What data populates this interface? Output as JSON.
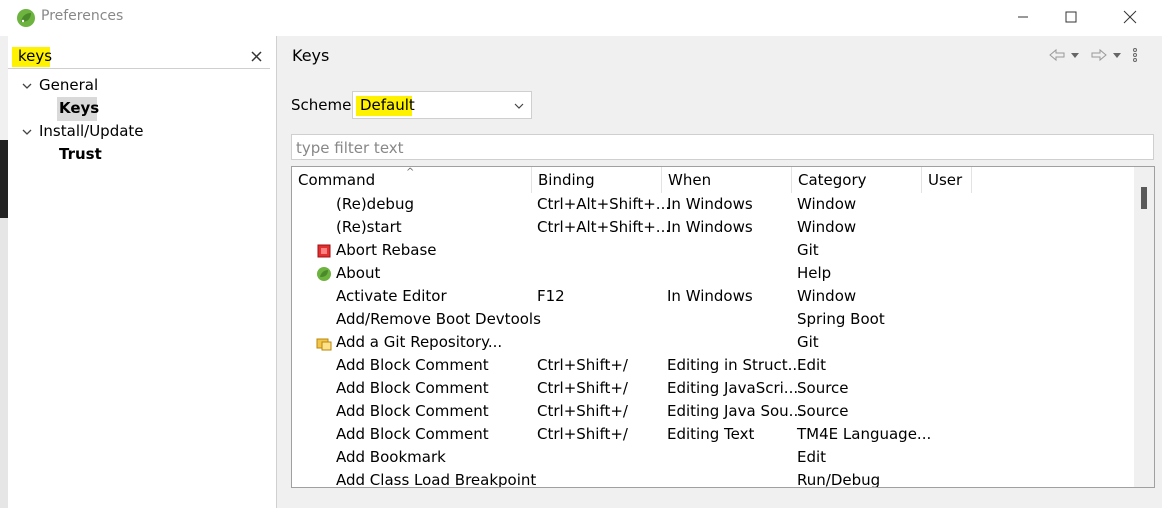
{
  "window": {
    "title": "Preferences"
  },
  "left": {
    "search_value": "keys",
    "tree": [
      {
        "label": "General"
      },
      {
        "label": "Keys"
      },
      {
        "label": "Install/Update"
      },
      {
        "label": "Trust"
      }
    ]
  },
  "page": {
    "title": "Keys",
    "scheme_label": "Scheme:",
    "scheme_value": "Default",
    "filter_placeholder": "type filter text"
  },
  "table": {
    "headers": [
      "Command",
      "Binding",
      "When",
      "Category",
      "User"
    ],
    "rows": [
      {
        "command": "(Re)debug",
        "binding": "Ctrl+Alt+Shift+...",
        "when": "In Windows",
        "category": "Window",
        "icon": ""
      },
      {
        "command": "(Re)start",
        "binding": "Ctrl+Alt+Shift+...",
        "when": "In Windows",
        "category": "Window",
        "icon": ""
      },
      {
        "command": "Abort Rebase",
        "binding": "",
        "when": "",
        "category": "Git",
        "icon": "stop-icon"
      },
      {
        "command": "About",
        "binding": "",
        "when": "",
        "category": "Help",
        "icon": "spring-leaf-icon"
      },
      {
        "command": "Activate Editor",
        "binding": "F12",
        "when": "In Windows",
        "category": "Window",
        "icon": ""
      },
      {
        "command": "Add/Remove Boot Devtools",
        "binding": "",
        "when": "",
        "category": "Spring Boot",
        "icon": ""
      },
      {
        "command": "Add a Git Repository...",
        "binding": "",
        "when": "",
        "category": "Git",
        "icon": "git-repository-icon"
      },
      {
        "command": "Add Block Comment",
        "binding": "Ctrl+Shift+/",
        "when": "Editing in Struct...",
        "category": "Edit",
        "icon": ""
      },
      {
        "command": "Add Block Comment",
        "binding": "Ctrl+Shift+/",
        "when": "Editing JavaScri...",
        "category": "Source",
        "icon": ""
      },
      {
        "command": "Add Block Comment",
        "binding": "Ctrl+Shift+/",
        "when": "Editing Java Sou...",
        "category": "Source",
        "icon": ""
      },
      {
        "command": "Add Block Comment",
        "binding": "Ctrl+Shift+/",
        "when": "Editing Text",
        "category": "TM4E Language...",
        "icon": ""
      },
      {
        "command": "Add Bookmark",
        "binding": "",
        "when": "",
        "category": "Edit",
        "icon": ""
      },
      {
        "command": "Add Class Load Breakpoint",
        "binding": "",
        "when": "",
        "category": "Run/Debug",
        "icon": ""
      }
    ]
  },
  "colors": {
    "highlight": "#fff200",
    "selection": "#d9d9d9",
    "brand_green": "#6db33f"
  }
}
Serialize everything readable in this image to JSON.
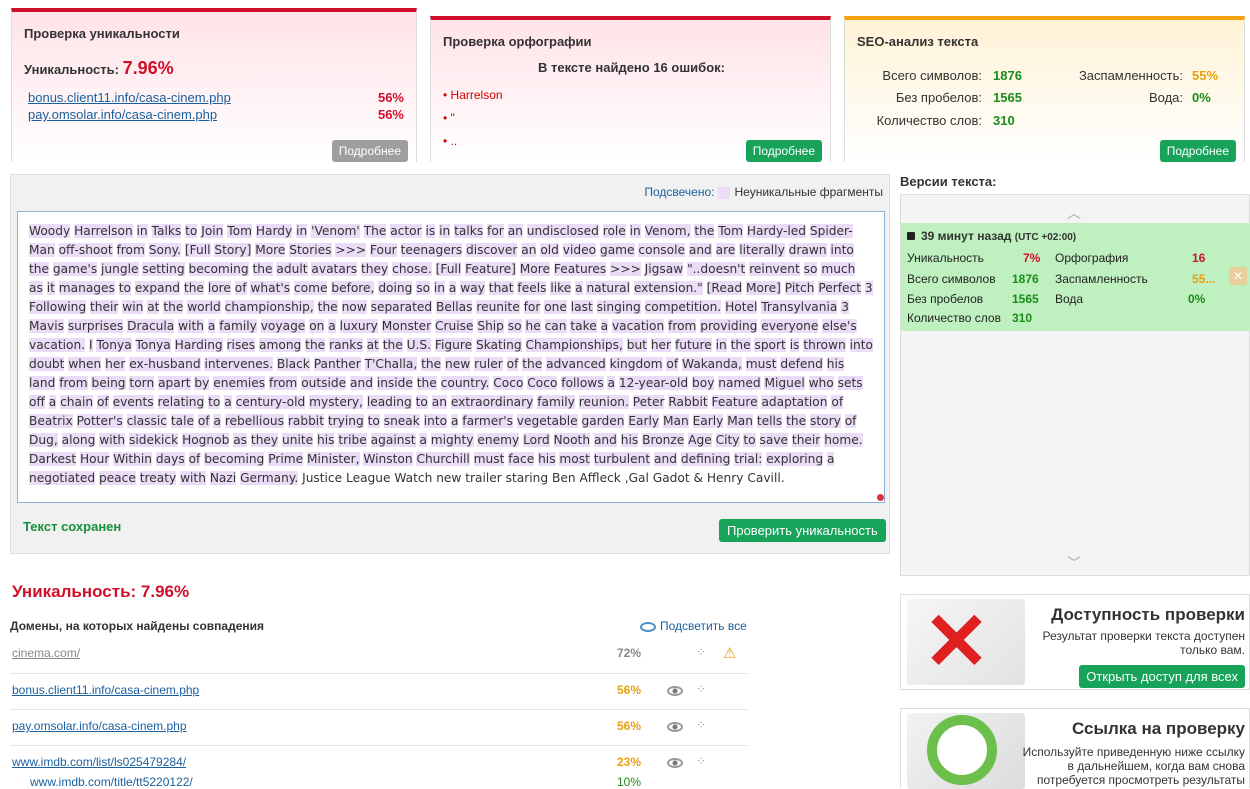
{
  "uniq_panel": {
    "title": "Проверка уникальности",
    "label": "Уникальность:",
    "value": "7.96%",
    "links": [
      {
        "url": "bonus.client11.info/casa-cinem.php",
        "pct": "56%"
      },
      {
        "url": "pay.omsolar.info/casa-cinem.php",
        "pct": "56%"
      }
    ],
    "more": "Подробнее"
  },
  "ortho_panel": {
    "title": "Проверка орфографии",
    "summary": "В тексте найдено 16 ошибок:",
    "errors": [
      "Harrelson",
      "\"",
      ".."
    ],
    "more": "Подробнее"
  },
  "seo_panel": {
    "title": "SEO-анализ текста",
    "items": [
      {
        "label": "Всего символов:",
        "value": "1876"
      },
      {
        "label": "Без пробелов:",
        "value": "1565"
      },
      {
        "label": "Количество слов:",
        "value": "310"
      },
      {
        "label": "Заспамленность:",
        "value": "55%"
      },
      {
        "label": "Вода:",
        "value": "0%"
      }
    ],
    "more": "Подробнее"
  },
  "editor": {
    "highlight_label": "Подсвечено:",
    "legend": "Неуникальные фрагменты",
    "saved": "Текст сохранен",
    "check_button": "Проверить уникальность",
    "text": "Woody Harrelson in Talks to Join Tom Hardy in 'Venom' The actor is in talks for an undisclosed role in Venom, the Tom Hardy-led Spider-Man off-shoot from Sony. [Full Story] More Stories >>> Four teenagers discover an old video game console and are literally drawn into the game's jungle setting becoming the adult avatars they chose. [Full Feature] More Features >>> Jigsaw \"..doesn't reinvent so much as it manages to expand the lore of what's come before, doing so in a way that feels like a natural extension.\" [Read More] Pitch Perfect 3 Following their win at the world championship, the now separated Bellas reunite for one last singing competition. Hotel Transylvania 3 Mavis surprises Dracula with a family voyage on a luxury Monster Cruise Ship so he can take a vacation from providing everyone else's vacation. I Tonya Tonya Harding rises among the ranks at the U.S. Figure Skating Championships, but her future in the sport is thrown into doubt when her ex-husband intervenes. Black Panther T'Challa, the new ruler of the advanced kingdom of Wakanda, must defend his land from being torn apart by enemies from outside and inside the country. Coco Coco follows a 12-year-old boy named Miguel who sets off a chain of events relating to a century-old mystery, leading to an extraordinary family reunion. Peter Rabbit Feature adaptation of Beatrix Potter's classic tale of a rebellious rabbit trying to sneak into a farmer's vegetable garden Early Man Early Man tells the story of Dug, along with sidekick Hognob as they unite his tribe against a mighty enemy Lord Nooth and his Bronze Age City to save their home. Darkest Hour Within days of becoming Prime Minister, Winston Churchill must face his most turbulent and defining trial: exploring a negotiated peace treaty with Nazi Germany. Justice League Watch new trailer staring Ben Affleck ,Gal Gadot & Henry Cavill."
  },
  "versions": {
    "title": "Версии текста:",
    "time": "39 минут назад",
    "tz": "(UTC +02:00)",
    "rows": [
      {
        "label": "Уникальность",
        "value": "7%"
      },
      {
        "label": "Всего символов",
        "value": "1876"
      },
      {
        "label": "Без пробелов",
        "value": "1565"
      },
      {
        "label": "Количество слов",
        "value": "310"
      },
      {
        "label": "Орфография",
        "value": "16"
      },
      {
        "label": "Заспамленность",
        "value": "55..."
      },
      {
        "label": "Вода",
        "value": "0%"
      }
    ]
  },
  "results": {
    "title": "Уникальность: 7.96%",
    "domains_head": "Домены, на которых найдены совпадения",
    "highlight_all": "Подсветить все",
    "rows": [
      {
        "domain": "cinema.com/",
        "pct": "72%",
        "color": "#888888"
      },
      {
        "domain": "bonus.client11.info/casa-cinem.php",
        "pct": "56%",
        "color": "#e8a010"
      },
      {
        "domain": "pay.omsolar.info/casa-cinem.php",
        "pct": "56%",
        "color": "#e8a010"
      },
      {
        "domain": "www.imdb.com/list/ls025479284/",
        "pct": "23%",
        "color": "#e8a010"
      },
      {
        "domain": "www.imdb.com/title/tt5220122/",
        "pct": "10%",
        "color": "#1a8c1a"
      }
    ]
  },
  "access": {
    "title": "Доступность проверки",
    "text": "Результат проверки текста доступен только вам.",
    "button": "Открыть доступ для всех"
  },
  "link": {
    "title": "Ссылка на проверку",
    "text": "Используйте приведенную ниже ссылку в дальнейшем, когда вам снова потребуется просмотреть результаты"
  },
  "colors": {
    "accent": "#d0102a",
    "green": "#17a35a",
    "highlight": "#eadcf7"
  }
}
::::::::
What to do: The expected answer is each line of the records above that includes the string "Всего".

Output of the task:
        "label": "Всего символов:",
        "label": "Всего символов",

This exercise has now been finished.